Start of Block

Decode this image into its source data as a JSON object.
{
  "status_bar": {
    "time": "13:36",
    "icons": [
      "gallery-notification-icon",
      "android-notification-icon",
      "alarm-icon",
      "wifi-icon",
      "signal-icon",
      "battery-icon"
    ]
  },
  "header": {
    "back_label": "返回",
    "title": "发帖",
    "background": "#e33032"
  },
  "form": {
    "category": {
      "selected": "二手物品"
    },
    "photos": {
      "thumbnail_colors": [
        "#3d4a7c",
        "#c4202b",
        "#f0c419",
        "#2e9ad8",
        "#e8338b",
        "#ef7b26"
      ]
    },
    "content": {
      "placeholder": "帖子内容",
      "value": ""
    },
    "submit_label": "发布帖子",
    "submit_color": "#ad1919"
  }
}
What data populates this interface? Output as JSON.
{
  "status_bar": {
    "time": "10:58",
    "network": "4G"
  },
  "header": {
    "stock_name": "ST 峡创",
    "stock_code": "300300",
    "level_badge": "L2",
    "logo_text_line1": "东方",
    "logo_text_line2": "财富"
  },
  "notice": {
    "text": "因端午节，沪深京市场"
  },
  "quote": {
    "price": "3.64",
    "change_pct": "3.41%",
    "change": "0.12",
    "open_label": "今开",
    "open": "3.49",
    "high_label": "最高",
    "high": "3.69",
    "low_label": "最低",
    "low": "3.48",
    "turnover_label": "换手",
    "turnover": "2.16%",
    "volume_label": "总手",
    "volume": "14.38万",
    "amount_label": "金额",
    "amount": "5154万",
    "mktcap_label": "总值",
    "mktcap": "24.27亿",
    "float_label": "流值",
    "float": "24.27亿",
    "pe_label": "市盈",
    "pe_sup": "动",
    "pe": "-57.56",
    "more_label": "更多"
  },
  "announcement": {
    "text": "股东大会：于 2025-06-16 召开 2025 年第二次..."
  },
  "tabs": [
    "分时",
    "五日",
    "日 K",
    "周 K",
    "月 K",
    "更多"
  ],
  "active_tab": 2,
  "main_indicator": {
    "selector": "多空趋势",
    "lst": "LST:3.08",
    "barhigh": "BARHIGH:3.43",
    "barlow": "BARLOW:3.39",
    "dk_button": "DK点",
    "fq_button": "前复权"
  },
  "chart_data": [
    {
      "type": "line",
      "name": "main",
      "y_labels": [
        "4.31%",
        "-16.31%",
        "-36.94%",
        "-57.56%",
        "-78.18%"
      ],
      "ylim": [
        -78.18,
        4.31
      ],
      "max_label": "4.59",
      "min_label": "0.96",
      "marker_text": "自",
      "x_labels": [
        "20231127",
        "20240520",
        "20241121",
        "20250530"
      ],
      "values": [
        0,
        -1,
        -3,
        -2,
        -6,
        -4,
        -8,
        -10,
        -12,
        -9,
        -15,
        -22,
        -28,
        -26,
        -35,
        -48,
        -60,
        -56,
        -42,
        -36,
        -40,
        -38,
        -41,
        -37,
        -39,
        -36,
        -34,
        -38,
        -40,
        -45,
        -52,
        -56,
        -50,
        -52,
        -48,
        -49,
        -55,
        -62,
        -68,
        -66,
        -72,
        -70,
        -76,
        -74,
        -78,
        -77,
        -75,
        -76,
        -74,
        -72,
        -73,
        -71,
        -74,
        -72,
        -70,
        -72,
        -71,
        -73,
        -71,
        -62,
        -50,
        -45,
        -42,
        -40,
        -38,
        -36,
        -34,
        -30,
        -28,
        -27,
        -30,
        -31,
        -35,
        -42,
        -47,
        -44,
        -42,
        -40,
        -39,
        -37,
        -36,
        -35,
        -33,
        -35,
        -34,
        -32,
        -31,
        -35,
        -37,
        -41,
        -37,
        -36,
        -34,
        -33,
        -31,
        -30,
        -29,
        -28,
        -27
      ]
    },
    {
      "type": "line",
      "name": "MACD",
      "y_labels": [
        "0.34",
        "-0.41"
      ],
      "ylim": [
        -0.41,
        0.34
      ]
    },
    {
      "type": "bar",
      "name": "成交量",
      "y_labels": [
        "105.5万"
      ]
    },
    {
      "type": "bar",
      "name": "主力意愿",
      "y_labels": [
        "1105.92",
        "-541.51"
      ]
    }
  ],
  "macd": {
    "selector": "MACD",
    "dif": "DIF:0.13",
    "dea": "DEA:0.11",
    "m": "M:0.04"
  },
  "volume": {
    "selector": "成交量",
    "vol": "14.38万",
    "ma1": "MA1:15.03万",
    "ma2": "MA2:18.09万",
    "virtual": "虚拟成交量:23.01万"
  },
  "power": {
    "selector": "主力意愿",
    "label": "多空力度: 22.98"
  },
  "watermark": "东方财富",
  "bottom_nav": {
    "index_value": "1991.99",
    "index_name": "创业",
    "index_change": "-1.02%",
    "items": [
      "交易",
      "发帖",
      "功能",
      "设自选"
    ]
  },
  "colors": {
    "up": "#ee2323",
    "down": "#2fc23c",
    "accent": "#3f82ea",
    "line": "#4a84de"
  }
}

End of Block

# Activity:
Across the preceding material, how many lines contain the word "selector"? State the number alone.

# Solution for this task:
4